Thursday’s intraday low of 1,598 on the S&P 500 successfully tested the 50-day moving average and the intermediate trendline. The index reversed following a 5.3% pullback from the May high at 1,687. But it failed to close above its 20-day moving average at 1,646. A high-volume close under 1,598 would likely turn prices south.
The Nasdaq’s gap at 3,305 to 3,370 and the 50-day moving average at 3,354 were tested on Thursday and not only held, but prices reversed and the index issued a buy signal from our internal indicator, the Collins-Bollinger Reversal (CBR), at 3,378.
MACD is oversold — note how the red line has flattened while the blue histogram is up by one bar. The index closed the week above its 20-day moving average at 3,463. But one negative remains: The Nasdaq closed on the resistance line that forms the right side of the pyramid formation but failed to penetrate it.
On Thursday, the Dow pierced its intermediate trendline and 50-day moving average. But by closing above these support lines and resting at its high of the day, it created a reversal.
This is a classic bear trap since earlier in the day sellers seeing the index’s apparent negative trend were drawn into selling, but the trap was sprung when the index reversed. The bears really took it on the chin on Friday when the index closed above both the short-term resistance line and its 20-day moving average.
Conclusion: Most of the technical aspects of Thursday and Friday were very positive. The near-term trend was reestablished in the Dow industrials and came very close to complete reversals (up) on the Nasdaq and the S&P 500.
The bear ended the week with one foot in the trap. This week should tell us whether he has been fully subdued.
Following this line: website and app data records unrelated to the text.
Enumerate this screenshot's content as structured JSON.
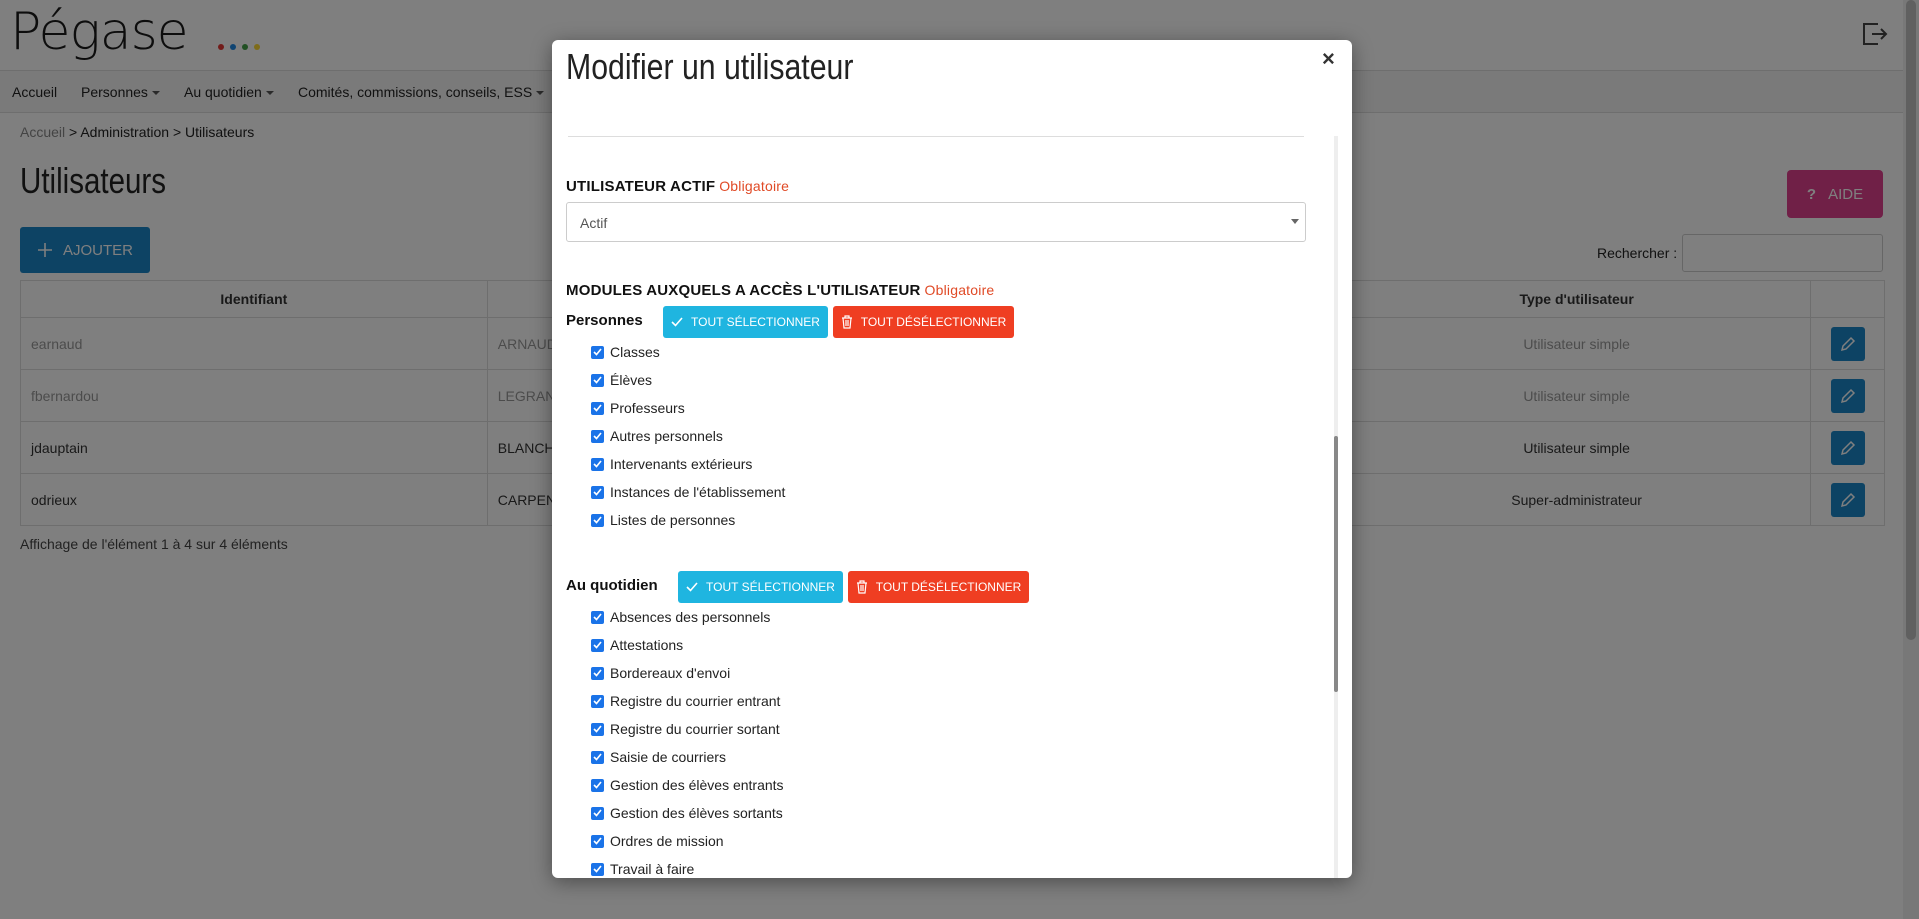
{
  "app": {
    "logo_text": "Pégase",
    "logo_dot_colors": [
      "#e53935",
      "#1e88e5",
      "#43a047",
      "#fdd835"
    ]
  },
  "nav": {
    "items": [
      {
        "label": "Accueil",
        "dropdown": false
      },
      {
        "label": "Personnes",
        "dropdown": true
      },
      {
        "label": "Au quotidien",
        "dropdown": true
      },
      {
        "label": "Comités, commissions, conseils, ESS",
        "dropdown": true
      }
    ]
  },
  "breadcrumb": {
    "home": "Accueil",
    "sep": ">",
    "admin": "Administration",
    "current": "Utilisateurs"
  },
  "page": {
    "title": "Utilisateurs",
    "add_label": "AJOUTER",
    "help_label": "AIDE",
    "search_label": "Rechercher :",
    "search_value": "",
    "info": "Affichage de l'élément 1 à 4 sur 4 éléments"
  },
  "table": {
    "headers": [
      "Identifiant",
      "",
      "Type d'utilisateur",
      ""
    ],
    "rows": [
      {
        "id": "earnaud",
        "name": "ARNAUD",
        "type": "Utilisateur simple",
        "active": false
      },
      {
        "id": "fbernardou",
        "name": "LEGRAN",
        "type": "Utilisateur simple",
        "active": false
      },
      {
        "id": "jdauptain",
        "name": "BLANCH",
        "type": "Utilisateur simple",
        "active": true
      },
      {
        "id": "odrieux",
        "name": "CARPEN",
        "type": "Super-administrateur",
        "active": true
      }
    ]
  },
  "modal": {
    "title": "Modifier un utilisateur",
    "close": "×",
    "active_label": "UTILISATEUR ACTIF",
    "required": "Obligatoire",
    "active_value": "Actif",
    "modules_label": "MODULES AUXQUELS A ACCÈS L'UTILISATEUR",
    "select_all": "TOUT SÉLECTIONNER",
    "deselect_all": "TOUT DÉSÉLECTIONNER",
    "groups": [
      {
        "title": "Personnes",
        "items": [
          "Classes",
          "Élèves",
          "Professeurs",
          "Autres personnels",
          "Intervenants extérieurs",
          "Instances de l'établissement",
          "Listes de personnes"
        ]
      },
      {
        "title": "Au quotidien",
        "items": [
          "Absences des personnels",
          "Attestations",
          "Bordereaux d'envoi",
          "Registre du courrier entrant",
          "Registre du courrier sortant",
          "Saisie de courriers",
          "Gestion des élèves entrants",
          "Gestion des élèves sortants",
          "Ordres de mission",
          "Travail à faire"
        ]
      }
    ]
  },
  "colors": {
    "primary": "#1a86c8",
    "help": "#e0418e",
    "select_all": "#1fb5e0",
    "deselect_all": "#ef3e22",
    "required": "#e04a26"
  }
}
But if the week’s lows in each index are violated, the bear will run wild, so wait for a confirming close above the resistance areas discussed above before riding the bull.
Today’s Trading Landscape
To see a list of the companies reporting earnings today, click here.
For a list of this week’s economic reports due out, click here.